I'm tempting fate by saying this, but I think the pace of recruiting for the 2014 class is going to slow down now that camp offers have gone out (and been accepted) and most of the remaining targets are high-profile players — those guys are more likely to utilize the full process, take their officials, and make a late decision knowing that programs will leave a spot open for them. Da'Shawn Hand, Adoree' Jackson, Malik McDowell, and JuJu Smith all fall under this category, and I'm surely forgetting a couple other targets either slated for late decisions or taking the process slowly. It's possible that Michigan picks up a couple more commits before the season starts, but for the rest of the summer I'd expect as much action (if not more) from the 2015 class.
How do you see the 2014 recruiting class finishing up based on what we know today? — AC1997
I'm operating under the assumption that Michigan makes it to 20 spots in the class, even though for now there aren't that many scholarships available. With 14 current commits, that leaves six open spots. I'd expect those to be filled by:
- VA DE Da'Shawn Hand (not a lock by any means, though)
- MI DL Malik McDowell
- A safety, hopefully JuJu Smith (a longshot) or PA ATH Montae Nicholson (a much more realistic option).
- An offensive tackle. There isn't an obvious candidate here with Jamarco Jones committing to Ohio State.
- An outside linebacker. Of the players currently holding offers, three-star Jimmie Swain and four-star Dwight Williams are the most likely candidates. I'm skeptical of Michigan's chances with Williams (a presumed Florida lean), though, and Swain named Oregon and Stanford to his top five recently despite not holding an offer from either; if one of those two comes through, that could spell trouble for Michigan's chances. We could see a late offer go out here.
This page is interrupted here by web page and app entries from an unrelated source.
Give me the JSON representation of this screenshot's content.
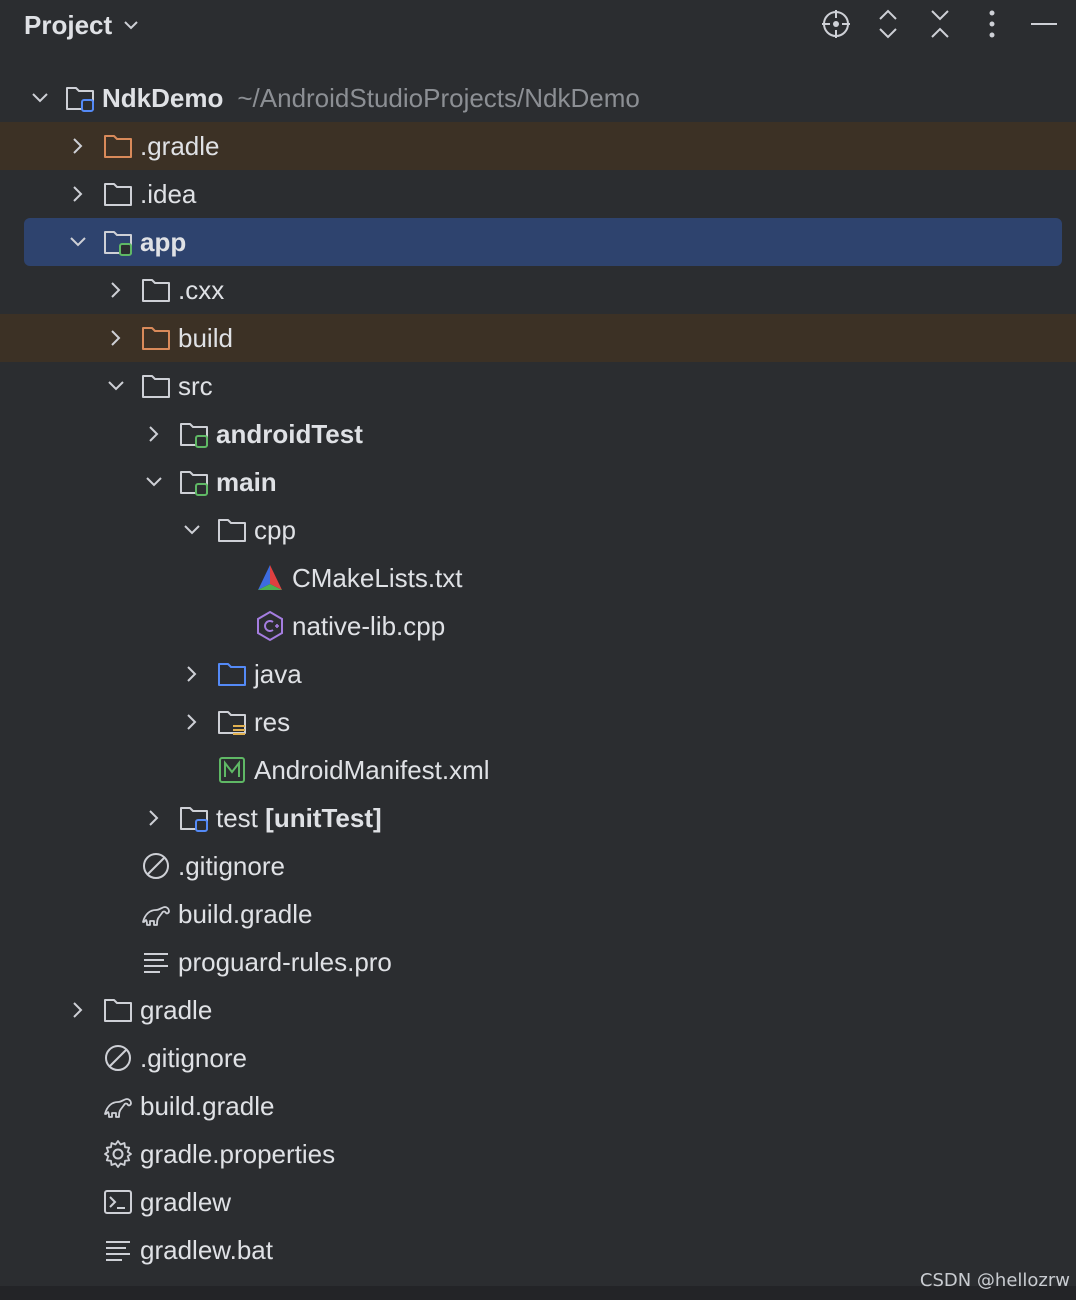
{
  "header": {
    "title": "Project",
    "actions": [
      "locate-icon",
      "expand-all-icon",
      "collapse-all-icon",
      "more-icon",
      "hide-icon"
    ]
  },
  "tree": [
    {
      "label": "NdkDemo",
      "path": "~/AndroidStudioProjects/NdkDemo",
      "depth": 0,
      "chevron": "down",
      "icon": "module-folder",
      "bold": true
    },
    {
      "label": ".gradle",
      "depth": 1,
      "chevron": "right",
      "icon": "excluded-folder",
      "excluded": true
    },
    {
      "label": ".idea",
      "depth": 1,
      "chevron": "right",
      "icon": "folder"
    },
    {
      "label": "app",
      "depth": 1,
      "chevron": "down",
      "icon": "android-module-folder",
      "bold": true,
      "selected": true
    },
    {
      "label": ".cxx",
      "depth": 2,
      "chevron": "right",
      "icon": "folder"
    },
    {
      "label": "build",
      "depth": 2,
      "chevron": "right",
      "icon": "excluded-folder",
      "excluded": true
    },
    {
      "label": "src",
      "depth": 2,
      "chevron": "down",
      "icon": "folder"
    },
    {
      "label": "androidTest",
      "depth": 3,
      "chevron": "right",
      "icon": "android-module-folder",
      "bold": true
    },
    {
      "label": "main",
      "depth": 3,
      "chevron": "down",
      "icon": "android-module-folder",
      "bold": true
    },
    {
      "label": "cpp",
      "depth": 4,
      "chevron": "down",
      "icon": "folder"
    },
    {
      "label": "CMakeLists.txt",
      "depth": 5,
      "chevron": "none",
      "icon": "cmake"
    },
    {
      "label": "native-lib.cpp",
      "depth": 5,
      "chevron": "none",
      "icon": "cpp"
    },
    {
      "label": "java",
      "depth": 4,
      "chevron": "right",
      "icon": "source-folder"
    },
    {
      "label": "res",
      "depth": 4,
      "chevron": "right",
      "icon": "resource-folder"
    },
    {
      "label": "AndroidManifest.xml",
      "depth": 4,
      "chevron": "none",
      "icon": "manifest"
    },
    {
      "label": "test",
      "suffix": "[unitTest]",
      "depth": 3,
      "chevron": "right",
      "icon": "test-module-folder"
    },
    {
      "label": ".gitignore",
      "depth": 2,
      "chevron": "none",
      "icon": "ignore"
    },
    {
      "label": "build.gradle",
      "depth": 2,
      "chevron": "none",
      "icon": "gradle"
    },
    {
      "label": "proguard-rules.pro",
      "depth": 2,
      "chevron": "none",
      "icon": "text"
    },
    {
      "label": "gradle",
      "depth": 1,
      "chevron": "right",
      "icon": "folder"
    },
    {
      "label": ".gitignore",
      "depth": 1,
      "chevron": "none",
      "icon": "ignore"
    },
    {
      "label": "build.gradle",
      "depth": 1,
      "chevron": "none",
      "icon": "gradle"
    },
    {
      "label": "gradle.properties",
      "depth": 1,
      "chevron": "none",
      "icon": "settings"
    },
    {
      "label": "gradlew",
      "depth": 1,
      "chevron": "none",
      "icon": "terminal"
    },
    {
      "label": "gradlew.bat",
      "depth": 1,
      "chevron": "none",
      "icon": "text"
    }
  ],
  "watermark": "CSDN @hellozrw",
  "colors": {
    "background": "#2b2d30",
    "selection": "#2e436e",
    "excluded_row": "#3c3125",
    "excluded_folder": "#d98a5a",
    "module_badge_blue": "#548af7",
    "module_badge_green": "#5fb865",
    "path_text": "#8c8f94"
  }
}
- The best player available that doesn't match the above. That could be Jackson, though I highly doubt he ends up at Michigan, or perhaps a running back — CO three-star Kalen Ballage is the back they appear to have the best chance of landing with Jonathan Hilliman leaning towards Ohio State.
I did not overlook Parrker Westphal, though that's not based on any insider info. The longer his recruitment stretches out, the less I think he ends up at Michigan, especially since he seems like a better cornerback prospect than a safety and the Wolverines just took a pure corner in Brandon Watson.